Component data from apps and pages
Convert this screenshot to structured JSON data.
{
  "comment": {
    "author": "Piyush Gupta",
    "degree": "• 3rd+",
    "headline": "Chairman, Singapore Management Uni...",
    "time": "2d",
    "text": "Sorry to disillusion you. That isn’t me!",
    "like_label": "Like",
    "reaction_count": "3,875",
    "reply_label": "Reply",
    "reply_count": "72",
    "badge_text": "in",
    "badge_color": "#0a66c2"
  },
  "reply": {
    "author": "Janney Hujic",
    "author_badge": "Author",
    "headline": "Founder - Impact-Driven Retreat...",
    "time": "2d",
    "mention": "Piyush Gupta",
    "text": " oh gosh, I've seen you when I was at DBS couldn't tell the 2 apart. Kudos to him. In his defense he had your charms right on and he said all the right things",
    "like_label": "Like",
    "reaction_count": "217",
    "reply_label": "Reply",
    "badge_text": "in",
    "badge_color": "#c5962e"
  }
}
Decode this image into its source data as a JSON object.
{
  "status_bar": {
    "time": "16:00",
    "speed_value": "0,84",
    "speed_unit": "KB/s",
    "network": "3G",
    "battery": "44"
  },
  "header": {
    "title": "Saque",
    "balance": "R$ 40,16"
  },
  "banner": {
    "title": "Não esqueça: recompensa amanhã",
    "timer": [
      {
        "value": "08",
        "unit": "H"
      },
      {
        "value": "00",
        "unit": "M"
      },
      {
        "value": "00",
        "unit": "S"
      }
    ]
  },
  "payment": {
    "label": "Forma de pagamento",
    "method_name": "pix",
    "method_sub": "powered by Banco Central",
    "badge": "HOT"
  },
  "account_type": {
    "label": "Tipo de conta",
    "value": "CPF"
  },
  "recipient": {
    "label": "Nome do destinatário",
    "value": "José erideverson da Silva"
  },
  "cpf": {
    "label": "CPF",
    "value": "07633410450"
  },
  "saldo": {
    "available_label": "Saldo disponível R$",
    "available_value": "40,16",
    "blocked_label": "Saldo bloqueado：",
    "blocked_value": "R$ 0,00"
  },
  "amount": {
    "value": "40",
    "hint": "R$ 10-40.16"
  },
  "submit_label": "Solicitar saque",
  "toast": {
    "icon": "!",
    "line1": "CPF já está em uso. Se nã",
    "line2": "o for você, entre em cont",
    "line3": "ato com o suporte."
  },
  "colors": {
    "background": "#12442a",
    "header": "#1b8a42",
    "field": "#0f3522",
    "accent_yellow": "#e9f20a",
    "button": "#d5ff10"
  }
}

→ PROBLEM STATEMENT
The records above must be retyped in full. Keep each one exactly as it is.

→ RESULT
Convert this screenshot to structured JSON data.
{
  "comment": {
    "author": "Piyush Gupta",
    "degree": "• 3rd+",
    "headline": "Chairman, Singapore Management Uni...",
    "time": "2d",
    "text": "Sorry to disillusion you. That isn’t me!",
    "like_label": "Like",
    "reaction_count": "3,875",
    "reply_label": "Reply",
    "reply_count": "72",
    "badge_text": "in",
    "badge_color": "#0a66c2"
  },
  "reply": {
    "author": "Janney Hujic",
    "author_badge": "Author",
    "headline": "Founder - Impact-Driven Retreat...",
    "time": "2d",
    "mention": "Piyush Gupta",
    "text": " oh gosh, I've seen you when I was at DBS couldn't tell the 2 apart. Kudos to him. In his defense he had your charms right on and he said all the right things",
    "like_label": "Like",
    "reaction_count": "217",
    "reply_label": "Reply",
    "badge_text": "in",
    "badge_color": "#c5962e"
  }
}
Decode this image into its source data as a JSON object.
{
  "status_bar": {
    "time": "16:00",
    "speed_value": "0,84",
    "speed_unit": "KB/s",
    "network": "3G",
    "battery": "44"
  },
  "header": {
    "title": "Saque",
    "balance": "R$ 40,16"
  },
  "banner": {
    "title": "Não esqueça: recompensa amanhã",
    "timer": [
      {
        "value": "08",
        "unit": "H"
      },
      {
        "value": "00",
        "unit": "M"
      },
      {
        "value": "00",
        "unit": "S"
      }
    ]
  },
  "payment": {
    "label": "Forma de pagamento",
    "method_name": "pix",
    "method_sub": "powered by Banco Central",
    "badge": "HOT"
  },
  "account_type": {
    "label": "Tipo de conta",
    "value": "CPF"
  },
  "recipient": {
    "label": "Nome do destinatário",
    "value": "José erideverson da Silva"
  },
  "cpf": {
    "label": "CPF",
    "value": "07633410450"
  },
  "saldo": {
    "available_label": "Saldo disponível R$",
    "available_value": "40,16",
    "blocked_label": "Saldo bloqueado：",
    "blocked_value": "R$ 0,00"
  },
  "amount": {
    "value": "40",
    "hint": "R$ 10-40.16"
  },
  "submit_label": "Solicitar saque",
  "toast": {
    "icon": "!",
    "line1": "CPF já está em uso. Se nã",
    "line2": "o for você, entre em cont",
    "line3": "ato com o suporte."
  },
  "colors": {
    "background": "#12442a",
    "header": "#1b8a42",
    "field": "#0f3522",
    "accent_yellow": "#e9f20a",
    "button": "#d5ff10"
  }
}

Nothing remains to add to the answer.